Large machine learning models (e.g., deep language models) memorize a significant amount of information about the individual data records in their training set. Recent inference attacks against machine learning algorithms demonstrate how an adversary can extract sensitive information about a model’s training data, by having access to its parameters or predictions. Specifically, these algorithms reflect the identification risk of models by detecting the presence of data records in the training set of a model (hence called membership inference attacks). These attacks can measure the information leakage of models about the data in their training set, thus can be used as a measure to audit privacy risks of machine learning algorithms.
Based on the results of these attacks on many real world systems and datasets (e.g., Google and Amazon ML as a service platforms, federated learning algorithms, and models trained on sensitive datasets such as text data, medical, location, purchase history, image data, etc), we conclude that large models pose a significant risk to data privacy of individuals, and need to be considered as some type of personal data. Thus, we need carefully designed methodologies and tools to audit data privacy risk in machine learning in a wide range of applications.
Guidances released by the European Commission and the White House call for protection of personal data during all the phases of deploying AI systems and build systems that are resistant to attacks. Recent reports published by the Information Commissioner’s Office (ICO) for auditing AI and the National Institute of Standards and Technology (NIST) for securing applications of Artificial Intelligence also highlight the privacy risk to data from machine learning models. And they specifically mention membership inference as a confidentiality violation and potential threat to the training data from models. It is recommended in the auditing framework by ICO for organizations to identify these threats and take measures to minimize the risk. As the ICO’s investigation teams will be using this framework to assess the compliance with data protection laws, organizations must account for and estimate the privacy risks to data through models.

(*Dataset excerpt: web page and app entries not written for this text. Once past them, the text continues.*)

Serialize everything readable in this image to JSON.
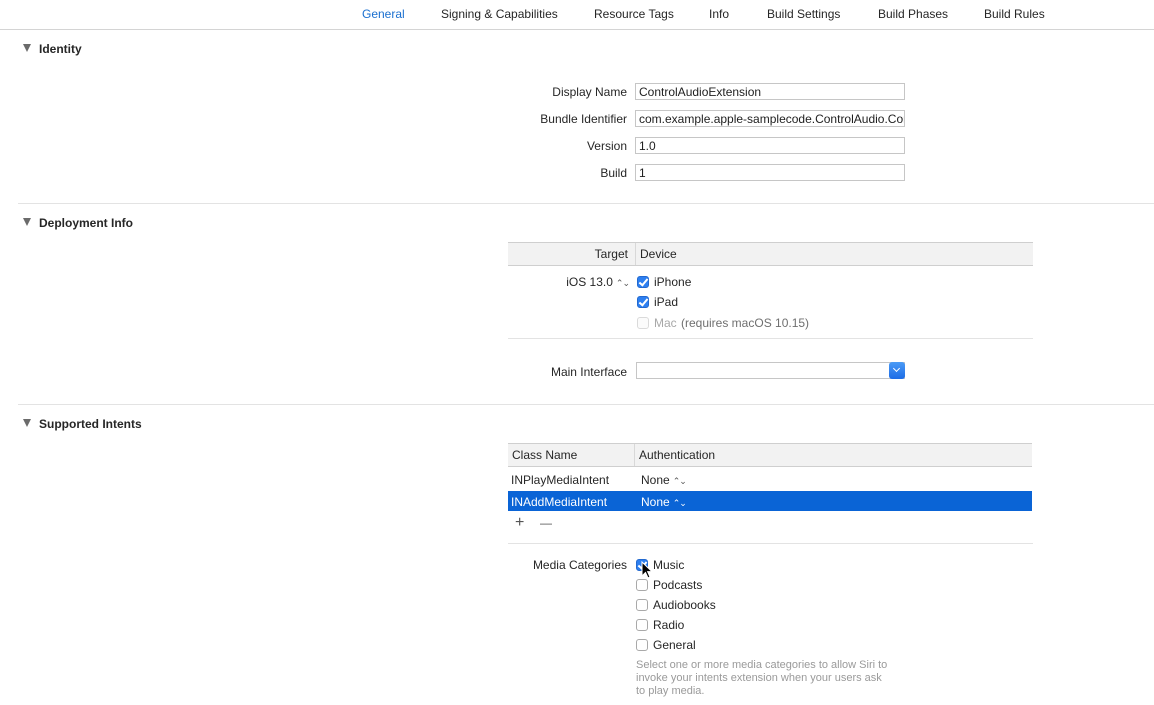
{
  "tabs": [
    {
      "label": "General",
      "active": true
    },
    {
      "label": "Signing & Capabilities"
    },
    {
      "label": "Resource Tags"
    },
    {
      "label": "Info"
    },
    {
      "label": "Build Settings"
    },
    {
      "label": "Build Phases"
    },
    {
      "label": "Build Rules"
    }
  ],
  "identity": {
    "title": "Identity",
    "display_name_label": "Display Name",
    "display_name_value": "ControlAudioExtension",
    "bundle_id_label": "Bundle Identifier",
    "bundle_id_value": "com.example.apple-samplecode.ControlAudio.Con",
    "version_label": "Version",
    "version_value": "1.0",
    "build_label": "Build",
    "build_value": "1"
  },
  "deployment": {
    "title": "Deployment Info",
    "col_target": "Target",
    "col_device": "Device",
    "target_value": "iOS 13.0",
    "devices": [
      {
        "label": "iPhone",
        "checked": true
      },
      {
        "label": "iPad",
        "checked": true
      },
      {
        "label": "Mac",
        "checked": false,
        "disabled": true
      }
    ],
    "mac_note": "(requires macOS 10.15)",
    "main_interface_label": "Main Interface",
    "main_interface_value": ""
  },
  "intents": {
    "title": "Supported Intents",
    "col_class": "Class Name",
    "col_auth": "Authentication",
    "rows": [
      {
        "class_name": "INPlayMediaIntent",
        "auth": "None",
        "selected": false
      },
      {
        "class_name": "INAddMediaIntent",
        "auth": "None",
        "selected": true
      }
    ],
    "add_symbol": "+",
    "remove_symbol": "—",
    "media_label": "Media Categories",
    "categories": [
      {
        "label": "Music",
        "checked": true
      },
      {
        "label": "Podcasts",
        "checked": false
      },
      {
        "label": "Audiobooks",
        "checked": false
      },
      {
        "label": "Radio",
        "checked": false
      },
      {
        "label": "General",
        "checked": false
      }
    ],
    "help_lines": [
      "Select one or more media categories to allow Siri to",
      "invoke your intents extension when your users ask",
      "to play media."
    ]
  },
  "colors": {
    "accent": "#1a6fcf",
    "selection": "#0a64d6"
  }
}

To this end, we have developed an open source tool, named ML Privacy Meter, based on membership inference algorithms, and also tech companies are using similar algorithms to analyze privacy risk in machine learning algorithms. For example, ML privacy meter and similar tools can help in data protection impact assessment (DPIA) by providing a quantitative assessment of privacy risk of a machine learning model. The tool can generate extensive privacy reports about the aggregate-level and individual-level risk with respect to training data records. It can estimate the amount of information that is revealed through the predictions of a model (when deployed) or its parameters (when shared). Hence, when providing query access to the model or revealing the entire model, the tool can be used to assess the potential threats to training data.
In this talk, I will talk about what exactly privacy risk is and what it is not, the difference between privacy and confidentiality (which can be easily confused), the reasons models are vulnerable to inference attacks, the methodology for quantifying privacy risk in machine learning, and examples of how ML privacy meter and similar tools can enable detailed auditing of ML systems. I will show the very fundamental and intuitive relation of the auditing mechanisms and defense mechanisms for privacy (e.g., differential privacy).

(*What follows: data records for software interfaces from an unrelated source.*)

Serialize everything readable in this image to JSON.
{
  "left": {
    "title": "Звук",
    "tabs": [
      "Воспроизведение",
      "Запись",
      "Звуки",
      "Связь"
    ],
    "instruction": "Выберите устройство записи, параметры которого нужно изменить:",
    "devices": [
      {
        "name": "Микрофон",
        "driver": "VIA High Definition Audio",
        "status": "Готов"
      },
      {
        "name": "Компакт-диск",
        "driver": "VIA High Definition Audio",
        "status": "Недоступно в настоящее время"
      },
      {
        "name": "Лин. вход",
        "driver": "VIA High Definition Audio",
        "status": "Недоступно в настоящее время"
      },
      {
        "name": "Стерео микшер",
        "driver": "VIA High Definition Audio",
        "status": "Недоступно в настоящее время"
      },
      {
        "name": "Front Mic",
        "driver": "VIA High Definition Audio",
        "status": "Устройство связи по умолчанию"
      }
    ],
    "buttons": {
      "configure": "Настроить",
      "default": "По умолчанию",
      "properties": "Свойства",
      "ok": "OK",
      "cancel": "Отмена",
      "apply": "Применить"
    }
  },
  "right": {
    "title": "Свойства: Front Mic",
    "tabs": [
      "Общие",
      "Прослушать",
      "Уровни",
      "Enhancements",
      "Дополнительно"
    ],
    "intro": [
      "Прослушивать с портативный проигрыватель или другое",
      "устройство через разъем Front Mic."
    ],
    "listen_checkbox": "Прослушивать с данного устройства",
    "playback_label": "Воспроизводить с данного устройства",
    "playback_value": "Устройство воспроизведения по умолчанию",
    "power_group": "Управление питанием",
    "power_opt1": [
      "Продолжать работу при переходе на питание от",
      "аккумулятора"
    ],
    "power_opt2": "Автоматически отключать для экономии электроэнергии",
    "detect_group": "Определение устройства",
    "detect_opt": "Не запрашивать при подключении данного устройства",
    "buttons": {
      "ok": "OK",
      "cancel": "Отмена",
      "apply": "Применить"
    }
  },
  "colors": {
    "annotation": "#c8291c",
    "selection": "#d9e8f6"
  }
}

It is very important to ML engineers, policymakers, and researchers to be aware of the risks, their implications, and the methodology for auditing the privacy risk for different types of machine learning algorithms. This can pave the way for privacy by design for machine learning.